Why are electron energy levels negative?

1 Answer
Dec 28, 2017

It is because the electron is trapped in the atom.

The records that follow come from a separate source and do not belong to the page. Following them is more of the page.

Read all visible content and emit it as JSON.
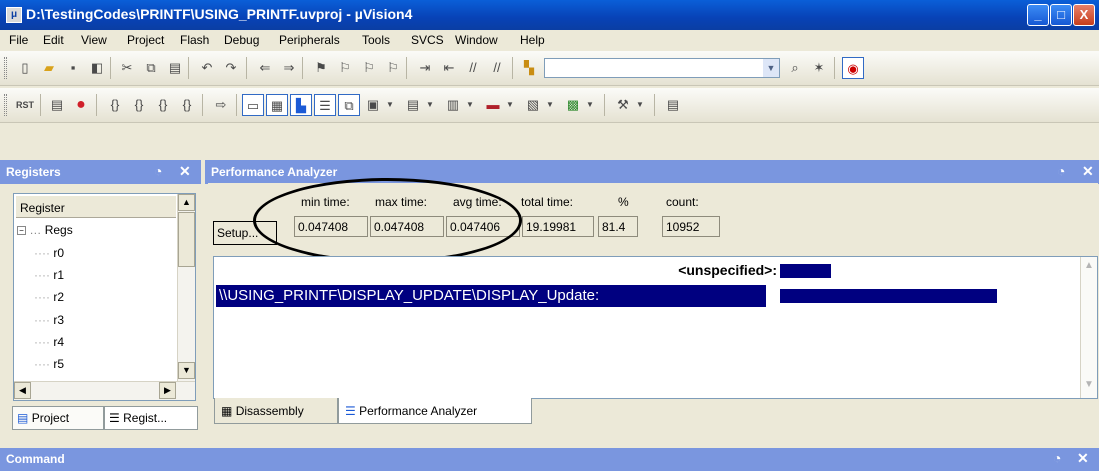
{
  "window": {
    "title": "D:\\TestingCodes\\PRINTF\\USING_PRINTF.uvproj - µVision4",
    "app_icon": "uv-icon",
    "minimize": "_",
    "maximize": "□",
    "close": "X"
  },
  "menu": [
    "File",
    "Edit",
    "View",
    "Project",
    "Flash",
    "Debug",
    "Peripherals",
    "Tools",
    "SVCS",
    "Window",
    "Help"
  ],
  "registers_panel": {
    "title": "Registers",
    "column_header": "Register",
    "tree_root": "Regs",
    "items": [
      "r0",
      "r1",
      "r2",
      "r3",
      "r4",
      "r5"
    ],
    "tabs": [
      "Project",
      "Regist..."
    ]
  },
  "perf_panel": {
    "title": "Performance Analyzer",
    "setup_label": "Setup...",
    "columns": {
      "min_label": "min time:",
      "max_label": "max time:",
      "avg_label": "avg time:",
      "total_label": "total time:",
      "pct_label": "%",
      "count_label": "count:"
    },
    "values": {
      "min": "0.047408",
      "max": "0.047408",
      "avg": "0.047406",
      "total": "19.19981",
      "pct": "81.4",
      "count": "10952"
    },
    "rows": [
      {
        "name": "<unspecified>:",
        "share": 0.19
      },
      {
        "name": "\\\\USING_PRINTF\\DISPLAY_UPDATE\\DISPLAY_Update:",
        "share": 0.814
      }
    ],
    "bottom_tabs": [
      "Disassembly",
      "Performance Analyzer"
    ]
  },
  "command_panel": {
    "title": "Command"
  },
  "colors": {
    "accent": "#000080",
    "panel_header": "#7a96df",
    "title_bar": "#0842b6"
  }
}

It must overcome a negative, stabilizing potential energy (through input of energy from outside sources) for the atom to be ionized.

The zero of the potential energy is then defined to be when the electron has escaped the atom; that is, when the atom has been ionized of that electron.

For a hydrogenic atom:

#E_(oo) = lim_(n->oo) E_n#

#= lim_(n->oo) {-"13.60569253 eV" cdot Z^2/n^2}#

#=# #"0 eV"#:


A hydrogen-like atom is the simplest example of what quantum physicists would call an "infinite spherically-symmetric well":


The proton(s) and electron interact via a coulomb potential #V# (the potential energy of charge-charge interaction):

#V = -(Ze^2)/(4pi epsilon_0 r)#

where #e# is the elementary charge of a proton and the negative sign accounts for the negative charge of the electron.

  • When #V# is negative, two charges are attracted.
  • When #V# is positive, two charges are repelled.

This is how it works out, regardless of sign conventions.

When solving the radial part of the hydrogen-like atom Schrodinger equation, one must rationalize that the presence of the proton stabilizes the electron motion, and that naturally correlates with negatively-valued energy levels.

When all is said and done, the energy expression becomes:

#E_n = -(mu Z^2 e^4)/(8epsilon_0^2 h^2 n^2)#

When all the units are worked out and the energy is converted to electron-volts,

#E_n = -"13.60569253 eV" cdot Z^2/n^2#

And just to bring up a familiar form, one can show that this is really the Rydberg equation in a different form by subtracting the final and initial states:

#DeltaE = -"13.60569253 eV" cdot Z^2 cdot (1/n_f^2 - 1/n_i^2)#